[Exercise material Boundary: Start]

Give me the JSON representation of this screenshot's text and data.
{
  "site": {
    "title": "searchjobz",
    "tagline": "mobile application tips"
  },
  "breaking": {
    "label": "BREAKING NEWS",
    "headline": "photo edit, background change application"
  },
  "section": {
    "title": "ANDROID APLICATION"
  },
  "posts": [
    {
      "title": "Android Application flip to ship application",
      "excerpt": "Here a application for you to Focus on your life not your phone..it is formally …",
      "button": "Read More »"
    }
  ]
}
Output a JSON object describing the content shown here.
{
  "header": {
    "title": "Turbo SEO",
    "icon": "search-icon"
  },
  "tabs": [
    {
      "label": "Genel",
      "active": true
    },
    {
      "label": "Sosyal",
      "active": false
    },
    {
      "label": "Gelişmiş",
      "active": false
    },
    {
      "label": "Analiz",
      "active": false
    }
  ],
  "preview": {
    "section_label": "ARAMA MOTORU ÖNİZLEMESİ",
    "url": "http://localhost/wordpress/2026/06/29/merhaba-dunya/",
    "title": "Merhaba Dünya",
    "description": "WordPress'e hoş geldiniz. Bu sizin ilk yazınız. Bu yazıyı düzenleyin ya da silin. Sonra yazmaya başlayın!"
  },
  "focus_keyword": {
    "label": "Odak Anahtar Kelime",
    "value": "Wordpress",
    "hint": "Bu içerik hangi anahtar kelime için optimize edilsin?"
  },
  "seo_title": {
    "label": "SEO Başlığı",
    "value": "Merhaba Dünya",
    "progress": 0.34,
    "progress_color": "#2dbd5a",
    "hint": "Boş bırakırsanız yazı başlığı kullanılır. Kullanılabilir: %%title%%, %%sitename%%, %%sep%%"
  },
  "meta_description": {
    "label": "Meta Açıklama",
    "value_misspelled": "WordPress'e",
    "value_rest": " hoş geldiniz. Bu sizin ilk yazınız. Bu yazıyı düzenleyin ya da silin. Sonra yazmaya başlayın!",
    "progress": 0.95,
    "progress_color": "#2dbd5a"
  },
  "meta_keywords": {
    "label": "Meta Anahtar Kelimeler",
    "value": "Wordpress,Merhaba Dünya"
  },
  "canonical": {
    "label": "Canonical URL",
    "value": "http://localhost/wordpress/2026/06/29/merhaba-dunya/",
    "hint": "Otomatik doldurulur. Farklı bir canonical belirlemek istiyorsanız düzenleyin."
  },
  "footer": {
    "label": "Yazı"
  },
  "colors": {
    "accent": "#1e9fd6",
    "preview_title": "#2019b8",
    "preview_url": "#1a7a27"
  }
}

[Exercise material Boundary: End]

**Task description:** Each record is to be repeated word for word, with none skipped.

**Answer to the problem:**
Give me the JSON representation of this screenshot's text and data.
{
  "site": {
    "title": "searchjobz",
    "tagline": "mobile application tips"
  },
  "breaking": {
    "label": "BREAKING NEWS",
    "headline": "photo edit, background change application"
  },
  "section": {
    "title": "ANDROID APLICATION"
  },
  "posts": [
    {
      "title": "Android Application flip to ship application",
      "excerpt": "Here a application for you to Focus on your life not your phone..it is formally …",
      "button": "Read More »"
    }
  ]
}
Output a JSON object describing the content shown here.
{
  "header": {
    "title": "Turbo SEO",
    "icon": "search-icon"
  },
  "tabs": [
    {
      "label": "Genel",
      "active": true
    },
    {
      "label": "Sosyal",
      "active": false
    },
    {
      "label": "Gelişmiş",
      "active": false
    },
    {
      "label": "Analiz",
      "active": false
    }
  ],
  "preview": {
    "section_label": "ARAMA MOTORU ÖNİZLEMESİ",
    "url": "http://localhost/wordpress/2026/06/29/merhaba-dunya/",
    "title": "Merhaba Dünya",
    "description": "WordPress'e hoş geldiniz. Bu sizin ilk yazınız. Bu yazıyı düzenleyin ya da silin. Sonra yazmaya başlayın!"
  },
  "focus_keyword": {
    "label": "Odak Anahtar Kelime",
    "value": "Wordpress",
    "hint": "Bu içerik hangi anahtar kelime için optimize edilsin?"
  },
  "seo_title": {
    "label": "SEO Başlığı",
    "value": "Merhaba Dünya",
    "progress": 0.34,
    "progress_color": "#2dbd5a",
    "hint": "Boş bırakırsanız yazı başlığı kullanılır. Kullanılabilir: %%title%%, %%sitename%%, %%sep%%"
  },
  "meta_description": {
    "label": "Meta Açıklama",
    "value_misspelled": "WordPress'e",
    "value_rest": " hoş geldiniz. Bu sizin ilk yazınız. Bu yazıyı düzenleyin ya da silin. Sonra yazmaya başlayın!",
    "progress": 0.95,
    "progress_color": "#2dbd5a"
  },
  "meta_keywords": {
    "label": "Meta Anahtar Kelimeler",
    "value": "Wordpress,Merhaba Dünya"
  },
  "canonical": {
    "label": "Canonical URL",
    "value": "http://localhost/wordpress/2026/06/29/merhaba-dunya/",
    "hint": "Otomatik doldurulur. Farklı bir canonical belirlemek istiyorsanız düzenleyin."
  },
  "footer": {
    "label": "Yazı"
  },
  "colors": {
    "accent": "#1e9fd6",
    "preview_title": "#2019b8",
    "preview_url": "#1a7a27"
  }
}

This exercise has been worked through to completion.